Records supplied =>
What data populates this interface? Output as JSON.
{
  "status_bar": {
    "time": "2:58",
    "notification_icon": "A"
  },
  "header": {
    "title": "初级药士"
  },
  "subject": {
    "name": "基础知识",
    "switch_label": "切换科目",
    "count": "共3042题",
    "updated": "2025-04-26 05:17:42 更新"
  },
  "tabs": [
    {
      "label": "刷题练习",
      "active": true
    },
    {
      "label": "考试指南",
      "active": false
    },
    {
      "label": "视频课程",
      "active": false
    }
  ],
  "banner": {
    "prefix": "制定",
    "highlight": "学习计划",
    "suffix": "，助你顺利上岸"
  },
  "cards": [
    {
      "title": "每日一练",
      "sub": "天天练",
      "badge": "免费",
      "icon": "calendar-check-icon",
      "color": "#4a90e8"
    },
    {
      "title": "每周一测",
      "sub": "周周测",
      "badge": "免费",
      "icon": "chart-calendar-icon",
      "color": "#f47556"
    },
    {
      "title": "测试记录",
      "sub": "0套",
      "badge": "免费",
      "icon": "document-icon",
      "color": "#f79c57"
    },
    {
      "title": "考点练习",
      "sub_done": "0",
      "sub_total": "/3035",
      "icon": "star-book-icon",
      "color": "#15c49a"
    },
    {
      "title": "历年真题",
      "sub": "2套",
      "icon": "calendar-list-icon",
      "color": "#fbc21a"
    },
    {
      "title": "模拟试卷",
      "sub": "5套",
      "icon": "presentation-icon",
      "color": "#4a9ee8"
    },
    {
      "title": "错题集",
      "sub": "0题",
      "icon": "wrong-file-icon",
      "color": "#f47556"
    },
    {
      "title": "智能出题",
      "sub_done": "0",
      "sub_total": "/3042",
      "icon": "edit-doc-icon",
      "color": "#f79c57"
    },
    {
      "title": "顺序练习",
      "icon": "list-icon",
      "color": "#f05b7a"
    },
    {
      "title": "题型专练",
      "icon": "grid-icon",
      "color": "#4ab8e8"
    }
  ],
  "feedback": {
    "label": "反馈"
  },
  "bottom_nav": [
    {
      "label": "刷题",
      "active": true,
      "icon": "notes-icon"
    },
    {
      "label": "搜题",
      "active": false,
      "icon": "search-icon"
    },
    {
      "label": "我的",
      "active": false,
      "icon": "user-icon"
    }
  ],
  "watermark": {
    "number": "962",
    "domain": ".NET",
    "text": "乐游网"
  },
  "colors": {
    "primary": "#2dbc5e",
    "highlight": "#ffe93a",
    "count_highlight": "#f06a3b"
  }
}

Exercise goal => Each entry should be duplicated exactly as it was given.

Task result =>
What data populates this interface? Output as JSON.
{
  "status_bar": {
    "time": "2:58",
    "notification_icon": "A"
  },
  "header": {
    "title": "初级药士"
  },
  "subject": {
    "name": "基础知识",
    "switch_label": "切换科目",
    "count": "共3042题",
    "updated": "2025-04-26 05:17:42 更新"
  },
  "tabs": [
    {
      "label": "刷题练习",
      "active": true
    },
    {
      "label": "考试指南",
      "active": false
    },
    {
      "label": "视频课程",
      "active": false
    }
  ],
  "banner": {
    "prefix": "制定",
    "highlight": "学习计划",
    "suffix": "，助你顺利上岸"
  },
  "cards": [
    {
      "title": "每日一练",
      "sub": "天天练",
      "badge": "免费",
      "icon": "calendar-check-icon",
      "color": "#4a90e8"
    },
    {
      "title": "每周一测",
      "sub": "周周测",
      "badge": "免费",
      "icon": "chart-calendar-icon",
      "color": "#f47556"
    },
    {
      "title": "测试记录",
      "sub": "0套",
      "badge": "免费",
      "icon": "document-icon",
      "color": "#f79c57"
    },
    {
      "title": "考点练习",
      "sub_done": "0",
      "sub_total": "/3035",
      "icon": "star-book-icon",
      "color": "#15c49a"
    },
    {
      "title": "历年真题",
      "sub": "2套",
      "icon": "calendar-list-icon",
      "color": "#fbc21a"
    },
    {
      "title": "模拟试卷",
      "sub": "5套",
      "icon": "presentation-icon",
      "color": "#4a9ee8"
    },
    {
      "title": "错题集",
      "sub": "0题",
      "icon": "wrong-file-icon",
      "color": "#f47556"
    },
    {
      "title": "智能出题",
      "sub_done": "0",
      "sub_total": "/3042",
      "icon": "edit-doc-icon",
      "color": "#f79c57"
    },
    {
      "title": "顺序练习",
      "icon": "list-icon",
      "color": "#f05b7a"
    },
    {
      "title": "题型专练",
      "icon": "grid-icon",
      "color": "#4ab8e8"
    }
  ],
  "feedback": {
    "label": "反馈"
  },
  "bottom_nav": [
    {
      "label": "刷题",
      "active": true,
      "icon": "notes-icon"
    },
    {
      "label": "搜题",
      "active": false,
      "icon": "search-icon"
    },
    {
      "label": "我的",
      "active": false,
      "icon": "user-icon"
    }
  ],
  "watermark": {
    "number": "962",
    "domain": ".NET",
    "text": "乐游网"
  },
  "colors": {
    "primary": "#2dbc5e",
    "highlight": "#ffe93a",
    "count_highlight": "#f06a3b"
  }
}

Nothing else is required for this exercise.